“This is team is defined by the courage of Hank Aaron,” Biden said.

McGuirk said Aaron, who held front office positions with the team and was one of Major League Baseball’s few Black executives, was watching over them.

“He’d have been there every step of the way with us if he was here,” McGuirk added.

The president often honors major league and some college sports champions with a White House ceremony, typically a nonpartisan affair in which the commander in chief pays tribute to the champs’ prowess, poses for photos and comes away with a team jersey.

Those visits were highly charged in the previous administration. Many athletes took issue with President Donald Trump’s policies and rhetoric on policing, immigration and more. Trump, for his part, didn’t take kindly to criticism from athletes or their on-field expressions of political opinions.

Under Biden, the tradition appears to be back. He’s hosted the NBA champion Milwaukee Bucks and Super Bowl champion Tampa Bay Buccaneers at the White House. On Monday he joked about first lady Jill Biden’s Philadelphia allegiances.

“Like every Philly fan, she’s convinced she knows more about everything in sports than anybody else,” he said. He added that he couldn’t be too nice to the Atlanta team because it had just beaten the Phillies the previous night in extra innings.

Press secretary Karine Jean-Pierre was later questioned about the team’s name, particularly as other professional sports teams have moved away from names – like the Cleveland Indians, now the Guardians, and the Washington Redskins, now the Commanders – following years of complaints from Native American groups over the images and symbols.
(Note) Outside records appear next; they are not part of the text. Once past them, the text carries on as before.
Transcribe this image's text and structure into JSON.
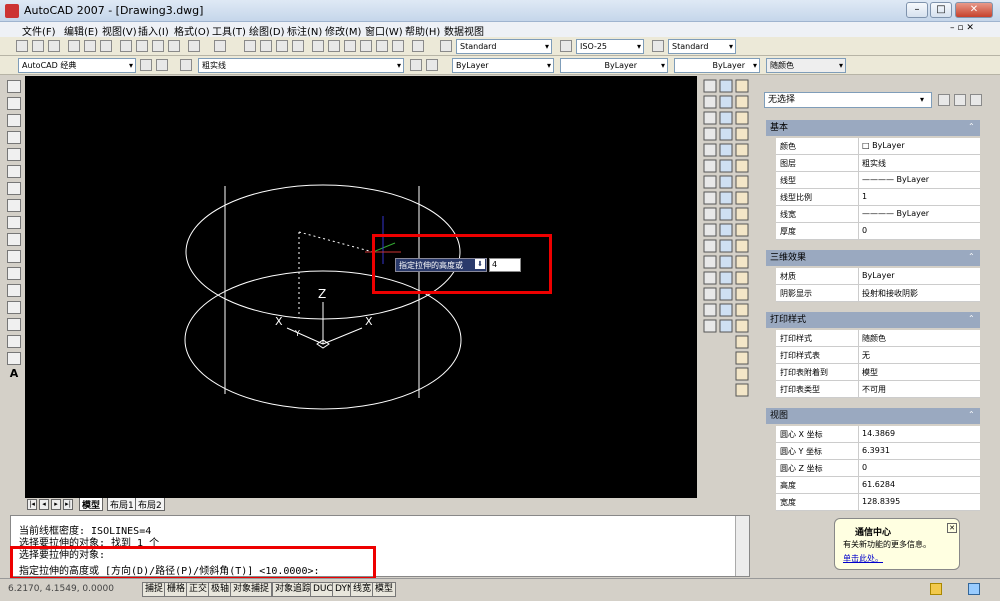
{
  "window": {
    "title": "AutoCAD 2007 - [Drawing3.dwg]",
    "min": "–",
    "max": "□",
    "close": "✕"
  },
  "menu": [
    "文件(F)",
    "编辑(E)",
    "视图(V)",
    "插入(I)",
    "格式(O)",
    "工具(T)",
    "绘图(D)",
    "标注(N)",
    "修改(M)",
    "窗口(W)",
    "帮助(H)",
    "数据视图"
  ],
  "toolbar": {
    "text_style": "Standard",
    "dim_style": "ISO-25",
    "table_style": "Standard",
    "workspace": "AutoCAD 经典",
    "layer": "粗实线",
    "color": "ByLayer",
    "linetype": "ByLayer",
    "lineweight": "ByLayer",
    "plotstyle": "随颜色"
  },
  "drawing": {
    "axis_z": "Z",
    "axis_x1": "X",
    "axis_x2": "X",
    "axis_y": "Y"
  },
  "dynamic_input": {
    "prompt": "指定拉伸的高度或",
    "value": "4"
  },
  "tabs": [
    "模型",
    "布局1",
    "布局2"
  ],
  "command": {
    "lines": [
      "当前线框密度:  ISOLINES=4",
      "选择要拉伸的对象: 找到 1 个",
      "选择要拉伸的对象:"
    ],
    "prompt": "指定拉伸的高度或 [方向(D)/路径(P)/倾斜角(T)] <10.0000>:"
  },
  "status": {
    "coords": "6.2170, 4.1549, 0.0000",
    "buttons": [
      "捕捉",
      "栅格",
      "正交",
      "极轴",
      "对象捕捉",
      "对象追踪",
      "DUCS",
      "DYN",
      "线宽",
      "模型"
    ]
  },
  "properties": {
    "selection": "无选择",
    "sections": [
      {
        "title": "基本",
        "rows": [
          {
            "k": "颜色",
            "v": "□ ByLayer"
          },
          {
            "k": "图层",
            "v": "粗实线"
          },
          {
            "k": "线型",
            "v": "———— ByLayer"
          },
          {
            "k": "线型比例",
            "v": "1"
          },
          {
            "k": "线宽",
            "v": "———— ByLayer"
          },
          {
            "k": "厚度",
            "v": "0"
          }
        ]
      },
      {
        "title": "三维效果",
        "rows": [
          {
            "k": "材质",
            "v": "ByLayer"
          },
          {
            "k": "阴影显示",
            "v": "投射和接收阴影"
          }
        ]
      },
      {
        "title": "打印样式",
        "rows": [
          {
            "k": "打印样式",
            "v": "随颜色"
          },
          {
            "k": "打印样式表",
            "v": "无"
          },
          {
            "k": "打印表附着到",
            "v": "模型"
          },
          {
            "k": "打印表类型",
            "v": "不可用"
          }
        ]
      },
      {
        "title": "视图",
        "rows": [
          {
            "k": "圆心 X 坐标",
            "v": "14.3869"
          },
          {
            "k": "圆心 Y 坐标",
            "v": "6.3931"
          },
          {
            "k": "圆心 Z 坐标",
            "v": "0"
          },
          {
            "k": "高度",
            "v": "61.6284"
          },
          {
            "k": "宽度",
            "v": "128.8395"
          }
        ]
      }
    ]
  },
  "balloon": {
    "title": "通信中心",
    "text": "有关新功能的更多信息。",
    "link": "单击此处。"
  }
}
She said it was important for the country to have the conversation. “And Native American and Indigenous voices – they should be at the center of this conversation,” she said.

Biden supported MLB’s decision to pull the 2021 All-Star Game from Atlanta to protest Georgia’s sweeping new voting law, which critics contend is too restrictive.